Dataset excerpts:
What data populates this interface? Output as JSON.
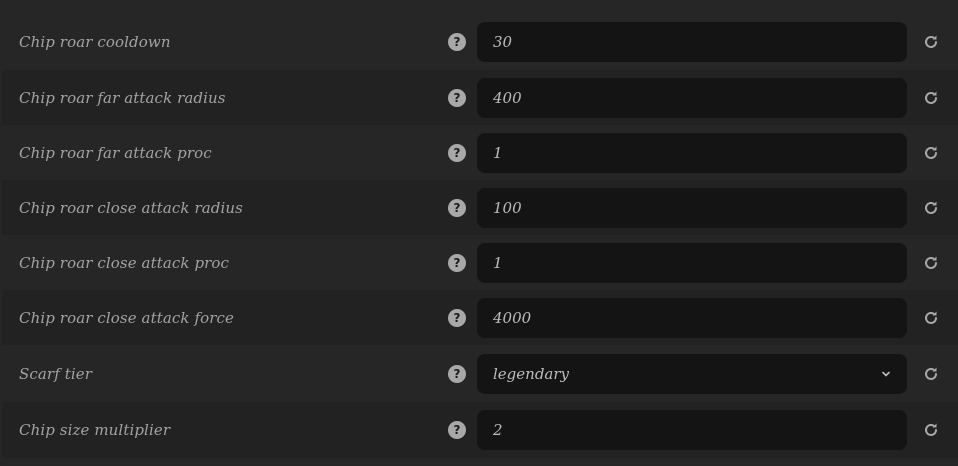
{
  "settings": [
    {
      "label": "Chip roar cooldown",
      "value": "30",
      "type": "text"
    },
    {
      "label": "Chip roar far attack radius",
      "value": "400",
      "type": "text"
    },
    {
      "label": "Chip roar far attack proc",
      "value": "1",
      "type": "text"
    },
    {
      "label": "Chip roar close attack radius",
      "value": "100",
      "type": "text"
    },
    {
      "label": "Chip roar close attack proc",
      "value": "1",
      "type": "text"
    },
    {
      "label": "Chip roar close attack force",
      "value": "4000",
      "type": "text"
    },
    {
      "label": "Scarf tier",
      "value": "legendary",
      "type": "select"
    },
    {
      "label": "Chip size multiplier",
      "value": "2",
      "type": "text"
    }
  ],
  "icons": {
    "help": "question-circle-icon",
    "reset": "reset-arrow-icon",
    "dropdown": "chevron-down-icon"
  },
  "colors": {
    "background": "#262626",
    "row_alt": "#222222",
    "field": "#141414",
    "label_text": "#a3a3a3",
    "value_text": "#bdbdbd",
    "icon": "#a8a8a8"
  }
}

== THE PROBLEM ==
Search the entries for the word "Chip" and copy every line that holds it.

== EXERCISE RESULT ==
      "label": "Chip roar cooldown",
      "label": "Chip roar far attack radius",
      "label": "Chip roar far attack proc",
      "label": "Chip roar close attack radius",
      "label": "Chip roar close attack proc",
      "label": "Chip roar close attack force",
      "label": "Chip size multiplier",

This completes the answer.